At the same time he charges them with extreme malice; for when ungodly men are not even humbled by punishments, they have arrived at the very height of wickedness; as if the Lord had said, “I see that I should do you no good if I were to chastise you;” for although chastisements and afflictions are the remedies which God employs for curing our vices, yet, when they are found to be of no advantage to us, we are past hope. True, indeed, God does not on that account cease to punish us, but, on the contrary, his wrath against us is the more enflamed; for such obstinacy God abhors above all things else. But he justly says that his labor is lost when he does not succeed in bringing us to repentance, and that it is useless to apply remedies to those who cannot be cured. Thus he does not fail to double their chastisements and afflictions, and to try the very utmost of what can be done, and he is even compelled to take this course until he absolutely ruin and destroy them. But in all this he does not discharge the office of a physician; but what he laments is, that the chastisements which he inflicts will be of no avail to his people.

You will yet grow more faithless It is a confirmation of the former statement, and therefore I separate it from the former clause, though there are some who put them together. It is as if he had said, “Still you will not cease to practice treachery; yea, you will add to your crimes; for I perceive that you rush to the commission of iniquity as if you had leagued and banded yourselves for that purpose, so that we can no longer hope that you will slacken in your course.” The design of God is to exhibit their incorrigible disposition, that they may be left without excuse.

The whole head is sick. Others translate it every head, and suppose that those terms denote the princes and nobles of the nation. I rather agree with the opinion of those who render it the whole head; for I consider it to be a plain comparison taken from the human body, to this effect, that the body is so severely afflicted that there is no hope of returning health. He points out two principal parts on which the health of the body depends, and thus shows the extent of the disease which, he tells us, has infected this wretched people to such a degree that they are wasting away; that the disease exists not in a single member, or in the extremities of the body, but that the heart itself has been wounded, and the head is severely afflicted; in short, that the vital parts, as they are called, are so much injured and corrupted that it is impossible to heal them.

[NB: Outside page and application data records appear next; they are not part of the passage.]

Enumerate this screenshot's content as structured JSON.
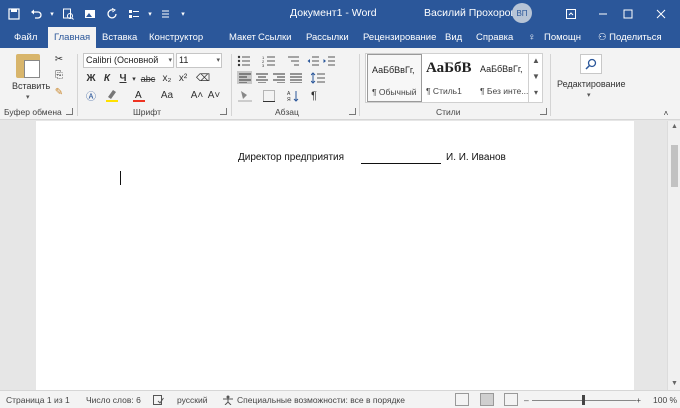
{
  "titlebar": {
    "title": "Документ1  -  Word",
    "user": "Василий Прохоров",
    "initials": "ВП",
    "qat": {
      "save_icon": "save-icon",
      "undo_icon": "undo-icon",
      "redo_icon": "redo-icon"
    }
  },
  "tabs": [
    {
      "label": "Файл"
    },
    {
      "label": "Главная"
    },
    {
      "label": "Вставка"
    },
    {
      "label": "Конструктор"
    },
    {
      "label": "Макет"
    },
    {
      "label": "Ссылки"
    },
    {
      "label": "Рассылки"
    },
    {
      "label": "Рецензирование"
    },
    {
      "label": "Вид"
    },
    {
      "label": "Справка"
    },
    {
      "label": "Помощн"
    },
    {
      "label": "Поделиться"
    }
  ],
  "ribbon": {
    "clipboard": {
      "paste_label": "Вставить",
      "group": "Буфер обмена"
    },
    "font": {
      "family": "Calibri (Основной",
      "size": "11",
      "group": "Шрифт",
      "bold": "Ж",
      "italic": "К",
      "underline": "Ч",
      "strike": "abc",
      "sub": "x₂",
      "sup": "x²",
      "grow": "A˄",
      "shrink": "A˅",
      "aa": "Aa"
    },
    "paragraph": {
      "group": "Абзац",
      "pilcrow": "¶"
    },
    "styles": {
      "group": "Стили",
      "items": [
        {
          "sample": "АаБбВвГг,",
          "name": "¶ Обычный"
        },
        {
          "sample": "АаБбВ",
          "name": "¶ Стиль1"
        },
        {
          "sample": "АаБбВвГг,",
          "name": "¶ Без инте..."
        }
      ]
    },
    "editing": {
      "label": "Редактирование"
    }
  },
  "document": {
    "left_text": "Директор предприятия",
    "right_text": "И. И. Иванов"
  },
  "statusbar": {
    "page": "Страница 1 из 1",
    "words": "Число слов: 6",
    "lang": "русский",
    "accessibility": "Специальные возможности: все в порядке",
    "zoom": "100 %",
    "minus": "–",
    "plus": "+"
  },
  "colors": {
    "accent": "#2b579a",
    "ribbon_bg": "#f3f3f3"
  }
}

But here also commentators differ; for some of them view this state of disease as referring to sins, and others to punishments. Those who view it as referring to sins interpret it thus: “You are like a rotten and stinking body, in which no part is sound or healthy. Crimes of the worst description prevail amongst you, by the infection of which every thing is corrupted and debased.” But I choose rather to interpret it as referring to punishments; for unquestionably God still proceeds with this complaint, that the nation is so obstinate as to be incapable of being cured by any chastisements, because, though it has been beaten almost to death, or at least has been maimed and frightfully torn by repeated blows, still it is not reformed. Such too is the import of —


VIEWNAME is study